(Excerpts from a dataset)
# # #

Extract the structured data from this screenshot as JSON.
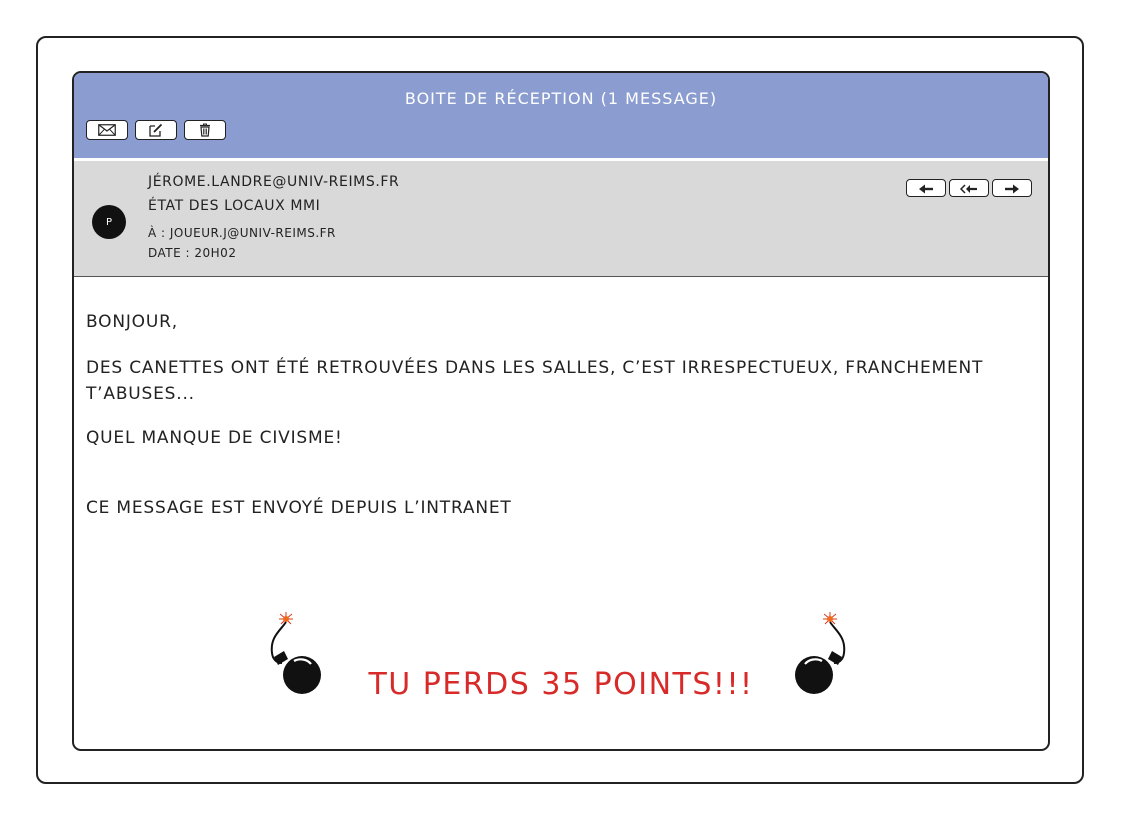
{
  "window": {
    "title": "Boite de réception (1 message)"
  },
  "toolbar": {
    "buttons": [
      {
        "icon": "envelope-icon"
      },
      {
        "icon": "compose-icon"
      },
      {
        "icon": "trash-icon"
      }
    ]
  },
  "message": {
    "avatar_initial": "P",
    "sender": "jérome.landre@univ-reims.fr",
    "subject": "État des locaux MMI",
    "to": "À : joueur.j@univ-reims.fr",
    "date": "Date : 20h02",
    "actions": [
      {
        "icon": "reply-icon"
      },
      {
        "icon": "reply-all-icon"
      },
      {
        "icon": "forward-icon"
      }
    ],
    "body": {
      "greeting": "Bonjour,",
      "paragraph": "Des canettes ont été retrouvées dans les salles, c’est irrespectueux, franchement t’abuses...",
      "exclamation": "Quel manque de civisme!",
      "signature": "Ce message est envoyé depuis l’intranet"
    }
  },
  "penalty": {
    "text": "Tu perds 35 points!!!",
    "color": "#d92a2a"
  },
  "colors": {
    "title_bar": "#8b9dd0",
    "header_pane": "#d9d9d9"
  }
}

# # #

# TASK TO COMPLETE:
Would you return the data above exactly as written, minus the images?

# ANSWER SPACE:
Extract the structured data from this screenshot as JSON.
{
  "window": {
    "title": "Boite de réception (1 message)"
  },
  "toolbar": {
    "buttons": [
      {
        "icon": "envelope-icon"
      },
      {
        "icon": "compose-icon"
      },
      {
        "icon": "trash-icon"
      }
    ]
  },
  "message": {
    "avatar_initial": "P",
    "sender": "jérome.landre@univ-reims.fr",
    "subject": "État des locaux MMI",
    "to": "À : joueur.j@univ-reims.fr",
    "date": "Date : 20h02",
    "actions": [
      {
        "icon": "reply-icon"
      },
      {
        "icon": "reply-all-icon"
      },
      {
        "icon": "forward-icon"
      }
    ],
    "body": {
      "greeting": "Bonjour,",
      "paragraph": "Des canettes ont été retrouvées dans les salles, c’est irrespectueux, franchement t’abuses...",
      "exclamation": "Quel manque de civisme!",
      "signature": "Ce message est envoyé depuis l’intranet"
    }
  },
  "penalty": {
    "text": "Tu perds 35 points!!!",
    "color": "#d92a2a"
  },
  "colors": {
    "title_bar": "#8b9dd0",
    "header_pane": "#d9d9d9"
  }
}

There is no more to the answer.